[Data records]
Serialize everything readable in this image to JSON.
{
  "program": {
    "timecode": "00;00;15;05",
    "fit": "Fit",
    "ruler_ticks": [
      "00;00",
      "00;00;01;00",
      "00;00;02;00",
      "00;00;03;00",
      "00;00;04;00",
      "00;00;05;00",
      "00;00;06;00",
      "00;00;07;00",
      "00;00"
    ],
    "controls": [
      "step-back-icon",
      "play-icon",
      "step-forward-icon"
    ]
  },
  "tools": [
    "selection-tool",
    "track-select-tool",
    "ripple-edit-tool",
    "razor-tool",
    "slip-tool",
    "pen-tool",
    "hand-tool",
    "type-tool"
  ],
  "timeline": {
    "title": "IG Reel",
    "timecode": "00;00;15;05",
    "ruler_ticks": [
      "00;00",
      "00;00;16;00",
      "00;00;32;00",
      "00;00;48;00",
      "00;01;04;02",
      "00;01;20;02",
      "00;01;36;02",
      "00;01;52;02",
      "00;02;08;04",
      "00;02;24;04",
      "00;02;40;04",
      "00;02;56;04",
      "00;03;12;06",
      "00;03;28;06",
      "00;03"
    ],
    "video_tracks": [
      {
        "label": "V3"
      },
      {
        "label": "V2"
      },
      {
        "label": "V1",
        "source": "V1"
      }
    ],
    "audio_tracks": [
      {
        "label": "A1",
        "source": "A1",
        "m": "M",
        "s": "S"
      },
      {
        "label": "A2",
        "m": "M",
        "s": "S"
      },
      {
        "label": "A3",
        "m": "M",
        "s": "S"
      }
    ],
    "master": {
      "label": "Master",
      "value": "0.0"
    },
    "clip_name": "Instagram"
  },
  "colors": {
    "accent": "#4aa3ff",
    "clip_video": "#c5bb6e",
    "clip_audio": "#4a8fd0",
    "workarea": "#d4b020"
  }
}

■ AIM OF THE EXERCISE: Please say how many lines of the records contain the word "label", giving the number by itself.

■ EXPECTED ANSWER: 7